"You can say it. I think 'pussyhat' is so much easier to say than 'pussy,'" Suh told me. "Some people call it 'the pink hat.'" She respects that too. But around women's issues such as reproductive rights and health, silence isn't golden, she added.
The hat has been criticized by transgender activists and some minorities who think it somehow excludes them. A response on the project website says all are welcome. And Suh said: "I'm a person of color."
"'Pussy' doesn't always refer to female genitalia. To me 'pussy' is a derogatory term we've reclaimed," Suh said onstage. "When a man calls another man a pussy, he's not saying he has female genitalia. He's saying 'you're really feminine right now.' The feminine needs to be respected again. It's not respected now."
Pink wasn't meant to represent a flesh color, she added.
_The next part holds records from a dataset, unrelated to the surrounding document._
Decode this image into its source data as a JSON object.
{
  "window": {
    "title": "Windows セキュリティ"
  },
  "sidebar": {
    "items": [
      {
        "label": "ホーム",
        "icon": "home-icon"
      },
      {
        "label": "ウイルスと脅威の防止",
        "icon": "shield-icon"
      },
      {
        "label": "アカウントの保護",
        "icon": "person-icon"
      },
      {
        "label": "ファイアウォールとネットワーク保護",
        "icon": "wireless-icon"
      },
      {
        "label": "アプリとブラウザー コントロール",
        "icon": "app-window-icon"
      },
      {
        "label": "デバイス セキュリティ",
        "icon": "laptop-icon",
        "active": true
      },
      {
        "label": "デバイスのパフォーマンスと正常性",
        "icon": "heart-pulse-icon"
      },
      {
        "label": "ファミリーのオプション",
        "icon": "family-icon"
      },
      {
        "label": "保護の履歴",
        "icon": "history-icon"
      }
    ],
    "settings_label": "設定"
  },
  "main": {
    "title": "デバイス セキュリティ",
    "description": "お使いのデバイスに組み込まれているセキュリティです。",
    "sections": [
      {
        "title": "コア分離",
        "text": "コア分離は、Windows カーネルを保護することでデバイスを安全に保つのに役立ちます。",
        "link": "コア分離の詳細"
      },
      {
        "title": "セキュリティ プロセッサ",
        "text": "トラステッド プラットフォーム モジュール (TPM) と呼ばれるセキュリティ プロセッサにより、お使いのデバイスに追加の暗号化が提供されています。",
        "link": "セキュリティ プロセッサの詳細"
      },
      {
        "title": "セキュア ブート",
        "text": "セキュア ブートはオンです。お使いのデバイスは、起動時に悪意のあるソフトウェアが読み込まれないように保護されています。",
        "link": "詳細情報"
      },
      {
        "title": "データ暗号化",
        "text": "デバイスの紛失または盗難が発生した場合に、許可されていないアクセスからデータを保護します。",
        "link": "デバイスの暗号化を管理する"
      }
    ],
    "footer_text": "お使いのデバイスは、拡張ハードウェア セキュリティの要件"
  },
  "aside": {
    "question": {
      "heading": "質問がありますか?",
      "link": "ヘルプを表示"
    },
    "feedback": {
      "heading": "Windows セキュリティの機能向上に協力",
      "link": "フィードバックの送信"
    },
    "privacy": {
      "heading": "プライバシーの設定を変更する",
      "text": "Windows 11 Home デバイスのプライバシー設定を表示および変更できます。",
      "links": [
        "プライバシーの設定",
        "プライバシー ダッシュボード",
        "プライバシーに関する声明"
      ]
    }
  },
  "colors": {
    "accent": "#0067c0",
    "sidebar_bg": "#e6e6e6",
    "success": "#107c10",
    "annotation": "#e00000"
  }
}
It's simply a color associated with women and thus is deemed weak -- and yet in the context of female empowerment projects strength.
As I grew up in a household where Ms. Magazine was around and consider myself a feminist, I'm receptive. And the sight of older women in pussyhats, including at Suh's talk, is moving, a sign that this isn't simply a millennial thing but an avenue for connection between generations.
Yes, it's just a pink cap, but like white roses at the Grammys or black attire at the Golden Globes, symbols have meaning.
"I think symbols are so powerful. Rituals are so powerful. The symbols and rituals of women are not taken seriously," Suh said. "When women like something, we call it a guilty pleasure. Men wouldn't call 'Monday Night Football' a guilty pleasure. We're not allowed to like things."
Suh was at Scripps in part to promote her first book, "DIY for the WTF World," with knit patterns, advice on finding inner courage and more. It's a step into the spotlight for her.
"I'm really proud of the pussyhat, but I'm not special because I thought of it. Women and girls have great ideas all the time and we talk ourselves out of them," Suh said
"Do your own pussyhat," she urged her audience. "Do whatever wild, crazy idea you have."
Her own wild, crazy idea became a symbol of 2017. How crazy is that? We'll see whether it's remembered as an of-its-time novelty, or whether the pussyhat has legs.